Some languages are written predominantly from left- to-right (LTR). Some languages are written predominantly from right- to-left (RTL). (A few can be written top- to-bottom or using other schemes) Unicode defines character “ directionality ” and a “ Bidi ” algorithm for rendering text. Uses logical, not visual, order. Uses levels of “ embedding ”. Requires markup changes in some HTML for full support.
Characters are encoded in logical order. Visual order is determined by the layout. Override and bidi control characters “Indeterminate” characters
Defines default collation algorithm and sequences (UTS#10) Must be tailored by language and “locale” (culture) and other variations. Language Swedish:z < ö German:ö < z Usage German Dictionary: öf < of German Telephone: of < öf Customizations Upper-firstA < a Lower-Firsta < A
Find grapheme, word, and line-break boundaries in text. Tailored by language Provides good basic default handling
Remember “all text has an encoding”? user input via forms email data feeds existing, legacy data database instances uploads Use UTF-8 for HTML and Web forms Use UTF-8 in your APIs Check that data really is UTF- 8 Control encoding via code; avoid hard-coding the encoding Watch out for legacy encodings Convert to Unicode as soon as practical.

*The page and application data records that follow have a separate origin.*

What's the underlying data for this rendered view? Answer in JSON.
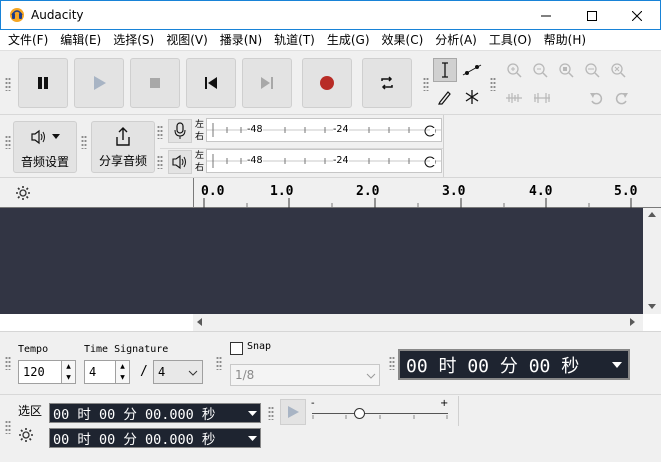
{
  "window": {
    "title": "Audacity"
  },
  "menu": [
    "文件(F)",
    "编辑(E)",
    "选择(S)",
    "视图(V)",
    "播录(N)",
    "轨道(T)",
    "生成(G)",
    "效果(C)",
    "分析(A)",
    "工具(O)",
    "帮助(H)"
  ],
  "toolbar": {
    "audio_setup": "音频设置",
    "share_audio": "分享音频"
  },
  "meters": {
    "record": {
      "left": "左",
      "right": "右",
      "val1": "-48",
      "val2": "-24"
    },
    "play": {
      "left": "左",
      "right": "右",
      "val1": "-48",
      "val2": "-24"
    }
  },
  "ruler": {
    "ticks": [
      "0.0",
      "1.0",
      "2.0",
      "3.0",
      "4.0",
      "5.0"
    ]
  },
  "bottom": {
    "tempo_label": "Tempo",
    "tempo_value": "120",
    "timesig_label": "Time Signature",
    "timesig_num": "4",
    "timesig_slash": "/",
    "timesig_den": "4",
    "snap_label": "Snap",
    "snap_value": "1/8",
    "time_display": "00 时 00 分 00 秒",
    "selection_label": "选区",
    "sel_start": "00 时 00 分 00.000 秒",
    "sel_end": "00 时 00 分 00.000 秒",
    "speed_min": "-",
    "speed_max": "+"
  },
  "colors": {
    "accent": "#1883d7",
    "track_bg": "#323544",
    "record_red": "#b82c26",
    "toolbar_bg": "#f0f0f0"
  },
  "playback_speed": {
    "fraction": 0.35
  }
}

Convert from Unicode as late as possible. Wrap Unicode-unfriendly technologies
Your System Map Your System APIs use Unicode encoding hide internal storage encoding Data Stores, Local I/O use Unicode encoding consider an encoding conversion plan Front Ends use Unicode encoding Back Ends, External Data Uses Unicode? If not, what encoding? Store the encoding! API Unicode Legacy Encoding Detect / Convert Capture Encoding Detect / Convert Unicode Cloud Unicode Interface Convert to Legacy Input
Be aware of whether you need to count glyphs, characters, or bytes: Is the limit “ screen positions ”, “ characters ”, or “ bytes of storage ” ? Should you be using a different limit? Which one are you actually counting? यूनिकोड (4 glyphs) य ू न ि क ो ड (7 characters) E0-A4-AF E0-A5-82 E0-A4-A8 E0-A4-BF E0-A4-95 E0-A5-8B E0-A4-A1 (21 bytes) varchar(110)

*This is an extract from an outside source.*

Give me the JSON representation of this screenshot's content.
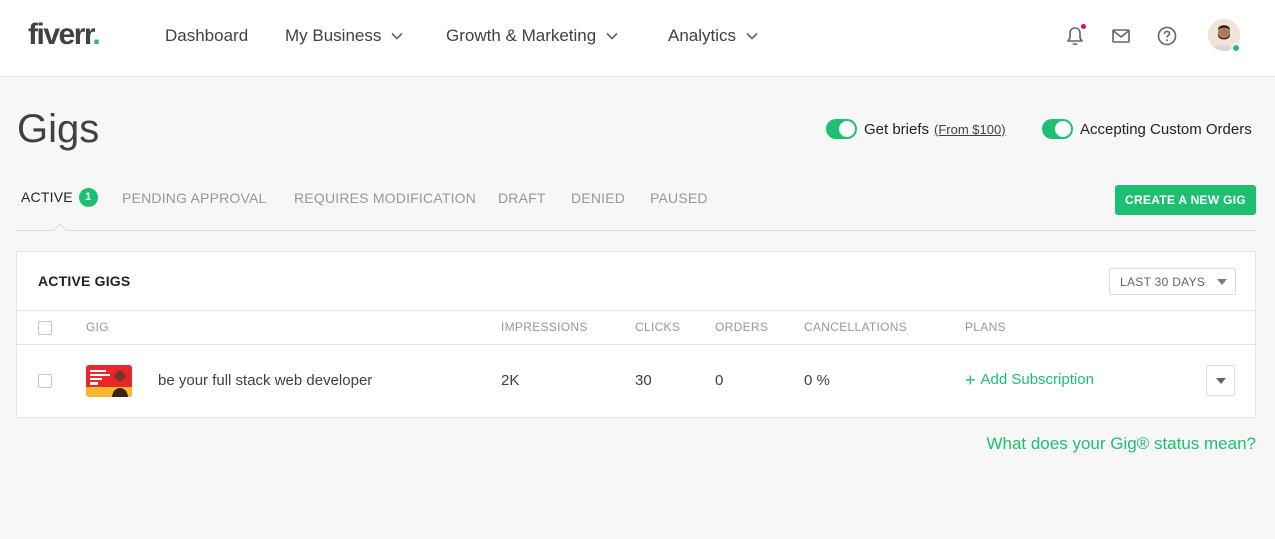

Code unit Code point Character Glyph Multibyte encoding Tofu Mojibake Question Marks “All text has an encoding”
17 planes of goodness 1.1 million potential code points 150,000 assigned code points 3 encodings UTF-32 UTF-16 UTF-8 Normalize Bidi Collation Case folding … and so much more
“ Would you please write the code for I18N on the whiteboard before you go? ” #import i18n.h #define UNICODE Would you write the code for I18N on the whiteboard before you go? #define UNICODE #import I18N.h